Splints may be unsightly, but they don’t usually cause a horse too many problems. Vet Leona Bramall explains how they should be managed.
Splints are bony enlargements (exostoses) of the interosseous ligament that connects the splint bones to the cannon bone.
Inflammation and mineralisation of the ligament causes a surface bone reaction to the splint and cannon bones, resulting in the development of small to large bony lumps which can be felt around the splint bone region of the lower limb. Splints can occur throughout the year, but there is a higher incidence during the summer months.
For the most part, splints are cosmetic blemishes that don’t interfere with a horse’s long-term athletic ability.
However, some can result in significant lameness, especially in the immediate injury period or, in rare cases, where there is impingement of the suspensory ligament.
Each limb has two splint bones: the medial (second metacarpal bone, MC2); and the lateral (fourth metacarpal bone, MC4), which course on either side of the back of the cannon bone.
Splints generally affect the top third of the affected bone, but they are certainly not limited to this area and can occur in any part throughout the length of the bone.

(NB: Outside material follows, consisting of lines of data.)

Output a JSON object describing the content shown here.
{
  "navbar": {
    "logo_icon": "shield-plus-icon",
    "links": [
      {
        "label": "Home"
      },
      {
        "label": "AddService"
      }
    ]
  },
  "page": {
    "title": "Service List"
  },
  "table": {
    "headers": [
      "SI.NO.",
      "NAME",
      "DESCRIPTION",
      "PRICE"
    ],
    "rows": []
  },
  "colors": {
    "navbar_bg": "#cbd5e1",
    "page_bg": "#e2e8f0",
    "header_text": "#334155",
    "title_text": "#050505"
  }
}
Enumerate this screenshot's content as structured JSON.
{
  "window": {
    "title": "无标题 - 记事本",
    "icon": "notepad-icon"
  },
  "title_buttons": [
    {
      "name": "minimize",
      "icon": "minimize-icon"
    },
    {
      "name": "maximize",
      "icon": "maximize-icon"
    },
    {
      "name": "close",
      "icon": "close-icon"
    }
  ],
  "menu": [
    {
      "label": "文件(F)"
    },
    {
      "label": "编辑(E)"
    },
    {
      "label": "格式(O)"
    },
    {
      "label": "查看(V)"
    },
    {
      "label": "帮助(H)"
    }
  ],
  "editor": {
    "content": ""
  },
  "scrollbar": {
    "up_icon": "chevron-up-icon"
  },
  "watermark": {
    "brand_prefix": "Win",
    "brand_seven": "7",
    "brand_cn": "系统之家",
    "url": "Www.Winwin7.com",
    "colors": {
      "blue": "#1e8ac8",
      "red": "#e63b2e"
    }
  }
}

The medial (inside) forelimb splint bone is most commonly affected, but splints may occur on the lateral (outside) forelimb splint bone, or indeed on either hindlimb splint bone, although this is less common.
Splints can occur as a result of trauma, foot imbalance, or secondary to poor knee conformation, namely bench knee. Young horses are more commonly affected, but splints can affect horses of any age.
Signs and diagnosis
Clinical signs vary in severity. Some horses show no evidence of pain or lameness, whereas others do appear lame, have soft tissue inflammation and pain on palpation.